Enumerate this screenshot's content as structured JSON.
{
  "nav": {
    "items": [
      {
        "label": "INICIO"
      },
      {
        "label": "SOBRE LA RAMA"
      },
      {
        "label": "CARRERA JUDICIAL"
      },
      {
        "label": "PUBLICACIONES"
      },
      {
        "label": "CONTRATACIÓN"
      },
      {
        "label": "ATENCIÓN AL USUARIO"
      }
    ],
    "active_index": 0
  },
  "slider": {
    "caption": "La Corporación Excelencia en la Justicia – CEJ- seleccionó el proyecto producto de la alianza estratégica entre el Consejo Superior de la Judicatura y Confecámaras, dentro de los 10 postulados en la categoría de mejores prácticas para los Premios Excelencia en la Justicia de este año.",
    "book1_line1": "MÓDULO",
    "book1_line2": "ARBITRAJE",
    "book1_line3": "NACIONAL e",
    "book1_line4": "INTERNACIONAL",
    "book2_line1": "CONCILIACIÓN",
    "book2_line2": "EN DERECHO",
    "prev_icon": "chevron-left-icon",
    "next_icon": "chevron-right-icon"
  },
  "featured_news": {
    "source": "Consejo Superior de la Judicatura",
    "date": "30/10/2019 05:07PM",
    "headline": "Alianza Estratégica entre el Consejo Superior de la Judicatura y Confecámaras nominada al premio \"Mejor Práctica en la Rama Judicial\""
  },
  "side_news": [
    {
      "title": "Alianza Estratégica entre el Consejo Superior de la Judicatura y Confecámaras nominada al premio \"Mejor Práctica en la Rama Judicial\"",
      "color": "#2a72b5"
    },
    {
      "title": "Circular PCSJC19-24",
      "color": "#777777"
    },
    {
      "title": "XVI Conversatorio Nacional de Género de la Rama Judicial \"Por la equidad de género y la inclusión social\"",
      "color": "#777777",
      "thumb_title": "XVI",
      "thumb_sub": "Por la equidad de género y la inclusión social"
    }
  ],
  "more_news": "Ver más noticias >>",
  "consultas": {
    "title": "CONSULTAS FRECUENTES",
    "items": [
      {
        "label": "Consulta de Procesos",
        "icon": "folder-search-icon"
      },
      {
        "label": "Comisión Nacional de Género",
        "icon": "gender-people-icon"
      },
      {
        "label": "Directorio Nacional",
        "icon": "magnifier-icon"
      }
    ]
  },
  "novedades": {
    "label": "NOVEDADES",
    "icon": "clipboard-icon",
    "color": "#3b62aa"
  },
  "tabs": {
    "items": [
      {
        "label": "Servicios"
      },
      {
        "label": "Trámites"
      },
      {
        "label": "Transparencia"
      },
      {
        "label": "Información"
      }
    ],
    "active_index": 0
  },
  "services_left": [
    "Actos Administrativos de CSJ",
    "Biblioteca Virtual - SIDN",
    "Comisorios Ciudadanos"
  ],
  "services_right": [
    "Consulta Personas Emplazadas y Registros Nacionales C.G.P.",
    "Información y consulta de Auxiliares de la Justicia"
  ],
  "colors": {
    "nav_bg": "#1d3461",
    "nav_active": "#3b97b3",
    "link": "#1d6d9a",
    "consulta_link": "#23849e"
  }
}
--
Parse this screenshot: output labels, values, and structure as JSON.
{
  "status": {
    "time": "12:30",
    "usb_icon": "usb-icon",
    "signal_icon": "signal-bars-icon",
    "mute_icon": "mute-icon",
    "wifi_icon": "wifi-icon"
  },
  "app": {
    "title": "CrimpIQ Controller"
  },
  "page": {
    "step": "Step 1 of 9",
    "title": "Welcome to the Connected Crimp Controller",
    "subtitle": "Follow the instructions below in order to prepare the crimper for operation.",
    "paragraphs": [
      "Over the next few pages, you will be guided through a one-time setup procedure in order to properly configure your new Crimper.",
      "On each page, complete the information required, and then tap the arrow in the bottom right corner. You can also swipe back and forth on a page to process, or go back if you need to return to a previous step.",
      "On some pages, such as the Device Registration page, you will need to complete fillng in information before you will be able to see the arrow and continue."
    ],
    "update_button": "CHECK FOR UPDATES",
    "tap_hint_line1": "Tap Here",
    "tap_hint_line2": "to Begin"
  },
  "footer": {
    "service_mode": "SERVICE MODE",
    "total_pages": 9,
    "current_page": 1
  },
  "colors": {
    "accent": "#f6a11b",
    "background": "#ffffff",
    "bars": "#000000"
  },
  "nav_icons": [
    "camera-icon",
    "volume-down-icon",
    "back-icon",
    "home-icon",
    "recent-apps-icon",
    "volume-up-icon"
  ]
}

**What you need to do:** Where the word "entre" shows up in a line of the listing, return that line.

**Task result:**
    "caption": "La Corporación Excelencia en la Justicia – CEJ- seleccionó el proyecto producto de la alianza estratégica entre el Consejo Superior de la Judicatura y Confecámaras, dentro de los 10 postulados en la categoría de mejores prácticas para los Premios Excelencia en la Justicia de este año.",
    "headline": "Alianza Estratégica entre el Consejo Superior de la Judicatura y Confecámaras nominada al premio \"Mejor Práctica en la Rama Judicial\""
      "title": "Alianza Estratégica entre el Consejo Superior de la Judicatura y Confecámaras nominada al premio \"Mejor Práctica en la Rama Judicial\"",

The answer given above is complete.